__WHAT THE TASK ASKS__: The only acceptable output is every entry, printed exactly.

Entries from a dataset of interfaces
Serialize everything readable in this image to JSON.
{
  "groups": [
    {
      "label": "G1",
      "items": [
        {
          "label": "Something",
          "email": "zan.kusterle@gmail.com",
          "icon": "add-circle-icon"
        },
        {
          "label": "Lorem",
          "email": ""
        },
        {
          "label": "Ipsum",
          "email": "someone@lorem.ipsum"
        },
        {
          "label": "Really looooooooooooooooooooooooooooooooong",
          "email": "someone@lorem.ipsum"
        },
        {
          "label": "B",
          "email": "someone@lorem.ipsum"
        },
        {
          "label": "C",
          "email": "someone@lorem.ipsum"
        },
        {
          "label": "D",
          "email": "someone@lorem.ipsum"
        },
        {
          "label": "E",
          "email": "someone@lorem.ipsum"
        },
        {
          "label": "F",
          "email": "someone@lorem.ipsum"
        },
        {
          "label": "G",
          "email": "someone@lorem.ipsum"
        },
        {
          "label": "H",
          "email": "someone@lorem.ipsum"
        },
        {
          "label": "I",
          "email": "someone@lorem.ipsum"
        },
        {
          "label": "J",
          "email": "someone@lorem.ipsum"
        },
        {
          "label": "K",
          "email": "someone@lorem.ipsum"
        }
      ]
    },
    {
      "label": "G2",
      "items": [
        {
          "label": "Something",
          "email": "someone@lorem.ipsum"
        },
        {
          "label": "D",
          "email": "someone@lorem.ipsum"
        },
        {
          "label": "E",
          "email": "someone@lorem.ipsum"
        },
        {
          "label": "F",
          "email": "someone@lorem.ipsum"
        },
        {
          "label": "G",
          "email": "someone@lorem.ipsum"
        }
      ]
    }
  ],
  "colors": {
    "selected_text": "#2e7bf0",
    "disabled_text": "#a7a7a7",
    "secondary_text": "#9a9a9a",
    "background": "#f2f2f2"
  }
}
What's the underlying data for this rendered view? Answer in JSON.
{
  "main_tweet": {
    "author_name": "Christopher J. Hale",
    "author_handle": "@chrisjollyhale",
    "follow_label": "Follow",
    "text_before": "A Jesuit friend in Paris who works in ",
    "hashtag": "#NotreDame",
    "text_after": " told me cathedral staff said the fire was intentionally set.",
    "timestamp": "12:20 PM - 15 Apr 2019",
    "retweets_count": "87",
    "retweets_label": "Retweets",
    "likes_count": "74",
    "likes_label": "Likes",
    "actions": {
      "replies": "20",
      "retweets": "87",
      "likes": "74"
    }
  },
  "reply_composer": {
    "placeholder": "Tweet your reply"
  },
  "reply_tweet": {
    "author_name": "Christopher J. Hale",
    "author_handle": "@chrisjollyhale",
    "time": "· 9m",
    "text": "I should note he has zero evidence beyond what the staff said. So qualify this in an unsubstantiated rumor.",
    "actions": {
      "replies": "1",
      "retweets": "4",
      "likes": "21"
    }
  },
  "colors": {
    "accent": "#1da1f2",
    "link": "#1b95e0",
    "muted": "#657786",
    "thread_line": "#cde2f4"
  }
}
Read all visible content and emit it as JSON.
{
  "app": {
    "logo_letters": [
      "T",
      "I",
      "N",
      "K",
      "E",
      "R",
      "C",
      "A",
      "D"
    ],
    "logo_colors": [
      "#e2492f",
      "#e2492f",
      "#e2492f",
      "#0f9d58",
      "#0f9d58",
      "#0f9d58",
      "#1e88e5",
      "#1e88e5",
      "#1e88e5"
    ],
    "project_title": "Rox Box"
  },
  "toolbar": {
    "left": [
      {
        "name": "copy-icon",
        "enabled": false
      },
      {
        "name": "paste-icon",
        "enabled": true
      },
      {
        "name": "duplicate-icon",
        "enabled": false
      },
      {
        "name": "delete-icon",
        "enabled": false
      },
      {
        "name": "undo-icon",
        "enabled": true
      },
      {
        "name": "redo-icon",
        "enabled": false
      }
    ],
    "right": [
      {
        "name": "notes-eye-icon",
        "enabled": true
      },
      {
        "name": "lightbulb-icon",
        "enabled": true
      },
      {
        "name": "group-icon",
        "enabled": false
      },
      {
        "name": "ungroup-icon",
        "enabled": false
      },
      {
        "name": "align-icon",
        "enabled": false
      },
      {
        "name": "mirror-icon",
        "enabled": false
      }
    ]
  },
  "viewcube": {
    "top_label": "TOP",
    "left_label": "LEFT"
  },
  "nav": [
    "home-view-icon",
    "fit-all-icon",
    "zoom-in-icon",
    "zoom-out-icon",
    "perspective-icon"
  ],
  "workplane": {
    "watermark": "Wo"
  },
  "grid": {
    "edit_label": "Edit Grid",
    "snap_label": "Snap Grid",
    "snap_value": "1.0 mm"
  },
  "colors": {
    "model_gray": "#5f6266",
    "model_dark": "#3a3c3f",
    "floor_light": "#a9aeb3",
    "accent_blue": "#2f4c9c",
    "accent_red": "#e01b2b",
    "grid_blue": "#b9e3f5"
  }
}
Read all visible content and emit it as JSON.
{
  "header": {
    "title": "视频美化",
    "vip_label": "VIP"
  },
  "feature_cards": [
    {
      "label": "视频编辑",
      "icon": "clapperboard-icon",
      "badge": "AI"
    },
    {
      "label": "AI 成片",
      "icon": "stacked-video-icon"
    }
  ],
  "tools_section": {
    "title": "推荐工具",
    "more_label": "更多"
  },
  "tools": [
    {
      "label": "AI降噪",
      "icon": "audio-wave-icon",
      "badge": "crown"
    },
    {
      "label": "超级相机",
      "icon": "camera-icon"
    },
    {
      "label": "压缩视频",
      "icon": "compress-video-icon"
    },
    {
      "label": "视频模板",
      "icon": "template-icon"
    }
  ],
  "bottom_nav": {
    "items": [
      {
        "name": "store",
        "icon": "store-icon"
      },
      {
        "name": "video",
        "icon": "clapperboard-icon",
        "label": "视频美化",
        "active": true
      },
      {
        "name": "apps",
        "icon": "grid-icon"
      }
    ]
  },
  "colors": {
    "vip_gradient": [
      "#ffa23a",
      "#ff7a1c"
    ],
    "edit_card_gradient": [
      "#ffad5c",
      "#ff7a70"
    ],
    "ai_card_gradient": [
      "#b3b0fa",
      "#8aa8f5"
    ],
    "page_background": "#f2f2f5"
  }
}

__SOLUTION__:
Serialize everything readable in this image to JSON.
{
  "groups": [
    {
      "label": "G1",
      "items": [
        {
          "label": "Something",
          "email": "zan.kusterle@gmail.com",
          "icon": "add-circle-icon"
        },
        {
          "label": "Lorem",
          "email": ""
        },
        {
          "label": "Ipsum",
          "email": "someone@lorem.ipsum"
        },
        {
          "label": "Really looooooooooooooooooooooooooooooooong",
          "email": "someone@lorem.ipsum"
        },
        {
          "label": "B",
          "email": "someone@lorem.ipsum"
        },
        {
          "label": "C",
          "email": "someone@lorem.ipsum"
        },
        {
          "label": "D",
          "email": "someone@lorem.ipsum"
        },
        {
          "label": "E",
          "email": "someone@lorem.ipsum"
        },
        {
          "label": "F",
          "email": "someone@lorem.ipsum"
        },
        {
          "label": "G",
          "email": "someone@lorem.ipsum"
        },
        {
          "label": "H",
          "email": "someone@lorem.ipsum"
        },
        {
          "label": "I",
          "email": "someone@lorem.ipsum"
        },
        {
          "label": "J",
          "email": "someone@lorem.ipsum"
        },
        {
          "label": "K",
          "email": "someone@lorem.ipsum"
        }
      ]
    },
    {
      "label": "G2",
      "items": [
        {
          "label": "Something",
          "email": "someone@lorem.ipsum"
        },
        {
          "label": "D",
          "email": "someone@lorem.ipsum"
        },
        {
          "label": "E",
          "email": "someone@lorem.ipsum"
        },
        {
          "label": "F",
          "email": "someone@lorem.ipsum"
        },
        {
          "label": "G",
          "email": "someone@lorem.ipsum"
        }
      ]
    }
  ],
  "colors": {
    "selected_text": "#2e7bf0",
    "disabled_text": "#a7a7a7",
    "secondary_text": "#9a9a9a",
    "background": "#f2f2f2"
  }
}
What's the underlying data for this rendered view? Answer in JSON.
{
  "main_tweet": {
    "author_name": "Christopher J. Hale",
    "author_handle": "@chrisjollyhale",
    "follow_label": "Follow",
    "text_before": "A Jesuit friend in Paris who works in ",
    "hashtag": "#NotreDame",
    "text_after": " told me cathedral staff said the fire was intentionally set.",
    "timestamp": "12:20 PM - 15 Apr 2019",
    "retweets_count": "87",
    "retweets_label": "Retweets",
    "likes_count": "74",
    "likes_label": "Likes",
    "actions": {
      "replies": "20",
      "retweets": "87",
      "likes": "74"
    }
  },
  "reply_composer": {
    "placeholder": "Tweet your reply"
  },
  "reply_tweet": {
    "author_name": "Christopher J. Hale",
    "author_handle": "@chrisjollyhale",
    "time": "· 9m",
    "text": "I should note he has zero evidence beyond what the staff said. So qualify this in an unsubstantiated rumor.",
    "actions": {
      "replies": "1",
      "retweets": "4",
      "likes": "21"
    }
  },
  "colors": {
    "accent": "#1da1f2",
    "link": "#1b95e0",
    "muted": "#657786",
    "thread_line": "#cde2f4"
  }
}
Read all visible content and emit it as JSON.
{
  "app": {
    "logo_letters": [
      "T",
      "I",
      "N",
      "K",
      "E",
      "R",
      "C",
      "A",
      "D"
    ],
    "logo_colors": [
      "#e2492f",
      "#e2492f",
      "#e2492f",
      "#0f9d58",
      "#0f9d58",
      "#0f9d58",
      "#1e88e5",
      "#1e88e5",
      "#1e88e5"
    ],
    "project_title": "Rox Box"
  },
  "toolbar": {
    "left": [
      {
        "name": "copy-icon",
        "enabled": false
      },
      {
        "name": "paste-icon",
        "enabled": true
      },
      {
        "name": "duplicate-icon",
        "enabled": false
      },
      {
        "name": "delete-icon",
        "enabled": false
      },
      {
        "name": "undo-icon",
        "enabled": true
      },
      {
        "name": "redo-icon",
        "enabled": false
      }
    ],
    "right": [
      {
        "name": "notes-eye-icon",
        "enabled": true
      },
      {
        "name": "lightbulb-icon",
        "enabled": true
      },
      {
        "name": "group-icon",
        "enabled": false
      },
      {
        "name": "ungroup-icon",
        "enabled": false
      },
      {
        "name": "align-icon",
        "enabled": false
      },
      {
        "name": "mirror-icon",
        "enabled": false
      }
    ]
  },
  "viewcube": {
    "top_label": "TOP",
    "left_label": "LEFT"
  },
  "nav": [
    "home-view-icon",
    "fit-all-icon",
    "zoom-in-icon",
    "zoom-out-icon",
    "perspective-icon"
  ],
  "workplane": {
    "watermark": "Wo"
  },
  "grid": {
    "edit_label": "Edit Grid",
    "snap_label": "Snap Grid",
    "snap_value": "1.0 mm"
  },
  "colors": {
    "model_gray": "#5f6266",
    "model_dark": "#3a3c3f",
    "floor_light": "#a9aeb3",
    "accent_blue": "#2f4c9c",
    "accent_red": "#e01b2b",
    "grid_blue": "#b9e3f5"
  }
}
Read all visible content and emit it as JSON.
{
  "header": {
    "title": "视频美化",
    "vip_label": "VIP"
  },
  "feature_cards": [
    {
      "label": "视频编辑",
      "icon": "clapperboard-icon",
      "badge": "AI"
    },
    {
      "label": "AI 成片",
      "icon": "stacked-video-icon"
    }
  ],
  "tools_section": {
    "title": "推荐工具",
    "more_label": "更多"
  },
  "tools": [
    {
      "label": "AI降噪",
      "icon": "audio-wave-icon",
      "badge": "crown"
    },
    {
      "label": "超级相机",
      "icon": "camera-icon"
    },
    {
      "label": "压缩视频",
      "icon": "compress-video-icon"
    },
    {
      "label": "视频模板",
      "icon": "template-icon"
    }
  ],
  "bottom_nav": {
    "items": [
      {
        "name": "store",
        "icon": "store-icon"
      },
      {
        "name": "video",
        "icon": "clapperboard-icon",
        "label": "视频美化",
        "active": true
      },
      {
        "name": "apps",
        "icon": "grid-icon"
      }
    ]
  },
  "colors": {
    "vip_gradient": [
      "#ffa23a",
      "#ff7a1c"
    ],
    "edit_card_gradient": [
      "#ffad5c",
      "#ff7a70"
    ],
    "ai_card_gradient": [
      "#b3b0fa",
      "#8aa8f5"
    ],
    "page_background": "#f2f2f5"
  }
}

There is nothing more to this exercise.